At this year's CEATEC conference in Chiba, Japan, Docomo previewed the AR Walker augmented reality application that uses a tiny display screen mounted on a pair of glasses, rather than on a mobile phone screen like Layar or other AR apps. While the AR Walker application is not by itself anything new, being able to see annotations of the world around you without having to view it through a mobile phone's camera display is. Docomo has come one step closer to the fictional augmented reality glasses that anime fans might remember from the TV series Dennou Coil, where children wore glasses to view virtual objects superimposed over the real world.
The glasses don't come without some inconvenience however, because they must be connected to your mobile phone upon which the AR application in running. The result is a cumbersome mess of wires, though I should clarify the project is still in the experimental stages.
For the company's walking tour demonstration at CEATEC, the application was operating on Docomo's Windows Mobile based HTC phone, which was then connected to a pair of glasses.
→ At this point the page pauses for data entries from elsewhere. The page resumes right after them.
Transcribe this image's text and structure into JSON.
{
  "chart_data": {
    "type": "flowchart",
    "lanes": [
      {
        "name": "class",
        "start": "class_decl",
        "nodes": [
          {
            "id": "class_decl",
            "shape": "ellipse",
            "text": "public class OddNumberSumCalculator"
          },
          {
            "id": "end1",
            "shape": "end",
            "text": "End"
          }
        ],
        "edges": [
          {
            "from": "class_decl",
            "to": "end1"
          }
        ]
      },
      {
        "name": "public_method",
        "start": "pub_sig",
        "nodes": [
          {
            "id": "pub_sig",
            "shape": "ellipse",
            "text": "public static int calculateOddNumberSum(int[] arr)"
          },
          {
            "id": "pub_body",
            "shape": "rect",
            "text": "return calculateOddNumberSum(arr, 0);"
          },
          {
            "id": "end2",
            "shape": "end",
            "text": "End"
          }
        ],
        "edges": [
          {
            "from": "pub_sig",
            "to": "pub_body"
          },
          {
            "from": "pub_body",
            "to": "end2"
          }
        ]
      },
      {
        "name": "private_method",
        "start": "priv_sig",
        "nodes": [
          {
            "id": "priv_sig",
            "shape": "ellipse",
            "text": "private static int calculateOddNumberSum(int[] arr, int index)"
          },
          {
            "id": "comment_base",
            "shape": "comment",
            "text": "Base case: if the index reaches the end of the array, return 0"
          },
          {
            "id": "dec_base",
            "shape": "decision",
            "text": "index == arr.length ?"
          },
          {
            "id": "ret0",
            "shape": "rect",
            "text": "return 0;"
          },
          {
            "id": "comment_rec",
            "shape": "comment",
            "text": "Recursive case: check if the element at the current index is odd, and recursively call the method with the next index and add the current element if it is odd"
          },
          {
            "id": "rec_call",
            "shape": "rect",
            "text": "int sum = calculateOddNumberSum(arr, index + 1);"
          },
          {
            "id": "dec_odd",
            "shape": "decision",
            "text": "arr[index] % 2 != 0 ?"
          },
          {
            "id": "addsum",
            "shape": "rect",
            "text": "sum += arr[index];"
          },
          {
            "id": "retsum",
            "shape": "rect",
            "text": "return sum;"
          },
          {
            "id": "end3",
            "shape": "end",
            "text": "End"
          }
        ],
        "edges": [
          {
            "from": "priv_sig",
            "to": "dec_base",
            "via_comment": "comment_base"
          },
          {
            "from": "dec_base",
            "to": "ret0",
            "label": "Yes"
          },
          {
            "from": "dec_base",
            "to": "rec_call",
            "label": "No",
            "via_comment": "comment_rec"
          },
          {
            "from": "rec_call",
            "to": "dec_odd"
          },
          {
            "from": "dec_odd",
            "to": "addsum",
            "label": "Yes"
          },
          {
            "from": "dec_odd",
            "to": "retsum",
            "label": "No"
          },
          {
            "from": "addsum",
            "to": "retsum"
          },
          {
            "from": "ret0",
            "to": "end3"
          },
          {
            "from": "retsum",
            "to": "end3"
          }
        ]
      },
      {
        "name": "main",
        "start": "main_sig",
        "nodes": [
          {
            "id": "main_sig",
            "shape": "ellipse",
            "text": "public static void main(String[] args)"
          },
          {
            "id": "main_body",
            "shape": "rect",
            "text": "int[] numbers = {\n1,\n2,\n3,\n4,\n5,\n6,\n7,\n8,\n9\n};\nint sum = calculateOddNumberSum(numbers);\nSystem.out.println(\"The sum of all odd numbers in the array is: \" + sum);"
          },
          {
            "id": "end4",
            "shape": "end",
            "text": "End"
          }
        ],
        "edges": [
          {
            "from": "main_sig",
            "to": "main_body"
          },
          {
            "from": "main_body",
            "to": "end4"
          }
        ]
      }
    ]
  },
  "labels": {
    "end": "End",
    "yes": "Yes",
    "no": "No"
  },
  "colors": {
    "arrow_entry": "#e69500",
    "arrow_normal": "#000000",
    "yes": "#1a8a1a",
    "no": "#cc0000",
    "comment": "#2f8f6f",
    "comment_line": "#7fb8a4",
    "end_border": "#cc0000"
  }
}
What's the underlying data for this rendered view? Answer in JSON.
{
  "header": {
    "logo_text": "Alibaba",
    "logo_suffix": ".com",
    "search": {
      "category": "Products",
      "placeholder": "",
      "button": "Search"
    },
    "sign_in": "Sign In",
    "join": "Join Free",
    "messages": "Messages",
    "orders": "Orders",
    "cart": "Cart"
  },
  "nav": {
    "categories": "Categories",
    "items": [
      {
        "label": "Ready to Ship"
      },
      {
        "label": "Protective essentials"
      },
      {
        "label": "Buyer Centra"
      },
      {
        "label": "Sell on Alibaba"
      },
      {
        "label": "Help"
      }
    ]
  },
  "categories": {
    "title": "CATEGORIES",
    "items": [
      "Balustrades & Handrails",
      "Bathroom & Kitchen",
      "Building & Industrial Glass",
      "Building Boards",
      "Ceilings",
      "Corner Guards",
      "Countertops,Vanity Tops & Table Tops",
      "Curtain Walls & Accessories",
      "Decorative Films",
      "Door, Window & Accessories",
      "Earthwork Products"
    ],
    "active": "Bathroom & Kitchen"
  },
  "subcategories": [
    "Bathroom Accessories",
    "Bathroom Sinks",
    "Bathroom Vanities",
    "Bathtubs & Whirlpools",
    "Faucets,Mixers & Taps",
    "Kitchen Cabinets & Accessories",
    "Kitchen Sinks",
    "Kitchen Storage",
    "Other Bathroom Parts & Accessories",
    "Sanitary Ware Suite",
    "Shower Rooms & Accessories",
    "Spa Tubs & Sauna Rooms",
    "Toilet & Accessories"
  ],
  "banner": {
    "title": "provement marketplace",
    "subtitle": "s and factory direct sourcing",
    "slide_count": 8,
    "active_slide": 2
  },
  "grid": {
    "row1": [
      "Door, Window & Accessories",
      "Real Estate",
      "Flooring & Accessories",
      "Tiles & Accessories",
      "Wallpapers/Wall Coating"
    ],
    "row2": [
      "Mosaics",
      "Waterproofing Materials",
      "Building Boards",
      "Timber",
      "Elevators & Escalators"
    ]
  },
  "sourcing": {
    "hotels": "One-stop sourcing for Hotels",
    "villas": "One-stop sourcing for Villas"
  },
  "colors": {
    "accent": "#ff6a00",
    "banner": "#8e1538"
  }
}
I had to stand in a sort of "mock Kyoto" for the demo, comprised of three big screens displaying the street view: one to the front, and one on each side of me.
Through your right eye on the glasses' QVGA display (320x240) you can see an animated mushroom, Docomo's mascot Docomo-Dake, who guides you on your way. Our demo took us through the streets of Kyoto, and the AR annotations explaining the environment were prompted according to which direction you faced. When you look up in the sky, the eye display shows you weather information. Look to the right and you see details of the restaurant on the right-hand side. Off to the left you'll see an annotated view of the inn on the left.
Docomo told us that application will also work with a regular GPS-enabled phone, much like existing mobile AR apps. But the glasses display lends AR Walker a little bit of a futuristic feel that's so much cooler than any mobile phone view.
It's interesting to ponder what this application might be like if it were implemented using a technology like TDK's film OLED screen, which was also unveiled at CEATEC this week. If the whole system could ever be built into a standalone pair of glasses, then it would certainly be something to get very excited about.